I’m not going to pretend like I’ve been an advocate for affordable childcare & early childhood education for years now, I’ve honestly just discovered how broken the system is. Before children, this is not something on your mind. There is no room for these concerns in your busy lives if you, one, don’t work or participate in some way with the childcare system or two, have kids. BUT when you have kids and you start working out your new responsibilities, it hits you like a brick wall! After recently being hit by this brick wall in my own personal experience and jumping in some crucial talks with #CareForAllChildren advocates, I’ve developed quite the fire for societal change on this topic. Let me tell you why.
We’ve been blessed in our own situation, that we have a close family member, my mother-in-law, to watch our daughter after I returned to work after just 6 weeks (don’t get me started on America’s maternity leave plans, that’s another blog post). And despite the amount of love and care Pia receives, my mother-in-law is not a licensed early childhood development teacher. Pia also lacks the social interaction while staying at home with a family member. There is so much scientific and peer-reviewed studies out there on the importance of early childhood education. A few things are:
Children engaged in early learning and childcare development are…
- More Likely to graduate from college
- More likely to obtain higher levels of income and professional success
- Much less likely to have issues with substance abuse or get in trouble with the law
(Found some studies for you to read below)
It’s important to us for Pia to have a well balanced mix of formal learning and informal playtime… so then why not just sign her up for preschool? Here’s where it gets ugly.
As we researched schools in and around the area, we found the schools that matched our desire for a structured education rather than just “babysitting” would cost us more than our mortgage each month… and that was just for ONE child.

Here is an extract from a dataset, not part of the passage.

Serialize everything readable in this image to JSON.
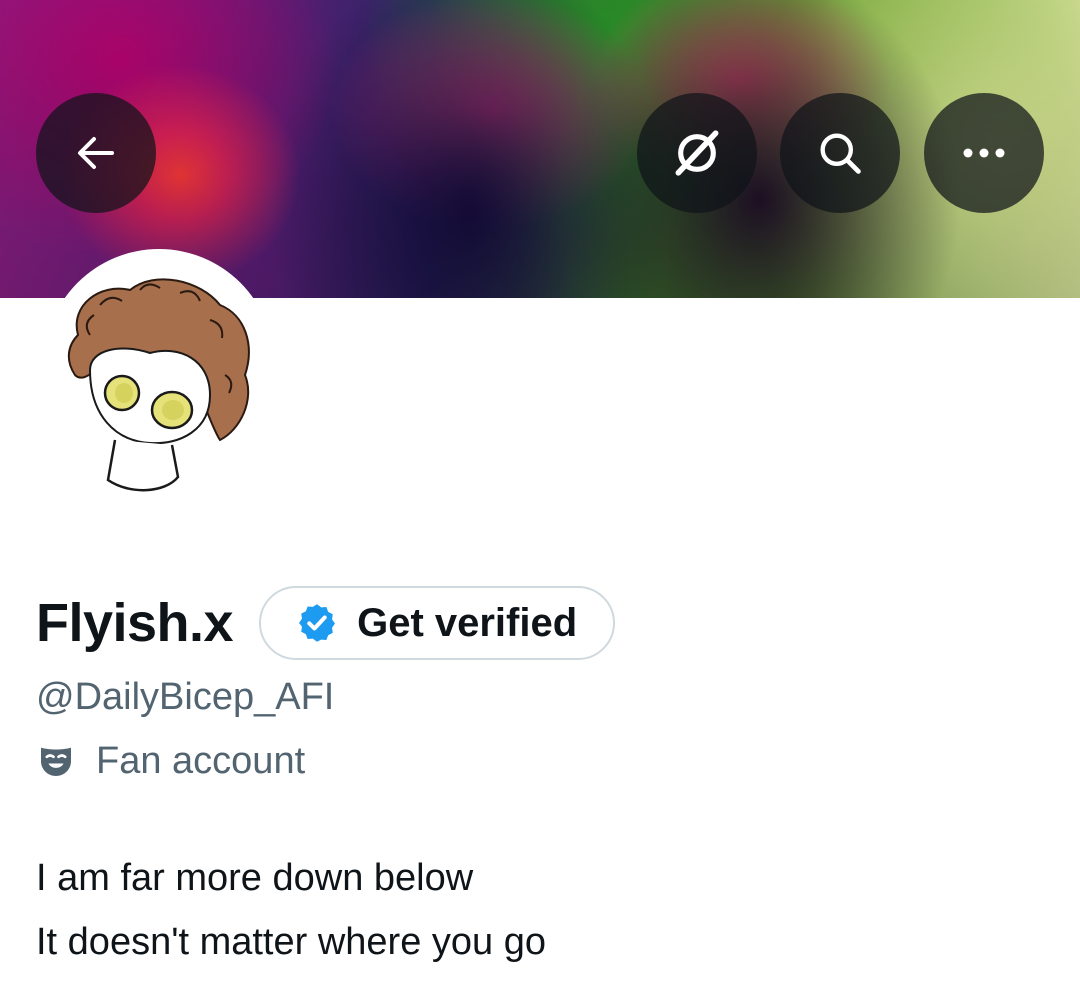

Affordable childcare should cost less than 10% of a household’s income, yet a majority of families spend 30-50% of their take home pay on childcare. I’ve recently learned that the US is 3rd lowest ranking for government assistance in childcare programs. In Denmark, couples spend about 10.7% of their income on child care costs; that percentage drops to 2.9% for single parents, according to the OECD report. I have several friends that left their careers to stay home to watch their kids as a result of the high childcare costs. They were simply working to keep their kids in childcare, and this is a problem, that shouldn’t be one.
During this season of Covid-19 we may run into bigger issues with our already fragile childcare system. With childcare nearly completely dependent on parents funding in the US and majority of parents not working or household budgets under strain, most of these childcare facilities can’t afford to stay open for more than a month, some no more than two weeks without funding. Australia’s government waived all parent fees during the Covid-19 pandemic for childcare. Where does that put the choices of quality and affordable childcare facilities when we come out of this quarantine?
It’s really become apparent to me that it’s not a parent problem, it’s a societal problem. It’s time for politicians to take action. For that to happen, here are a few things we parents, soon to be parents, supportive friends and family can do…
- Sign & share the petition here https://actv.at/7D7/
- Share your story, comment below or send me a private message, I want to hear everyone’s two cents!
- Send a letter https://actv.at/7CR/
- Vote. Period.
- Follow CareForAllChildren to see what amazing advocates and initiatives they are doing for all of us. Twitter: @RaiseUpECE
- Facebook: @CareForAllChildren
- Instagram: @CareForAllChildren
This post was sponsored by CareForAllChildren, but of course all thoughts and opinions are my own.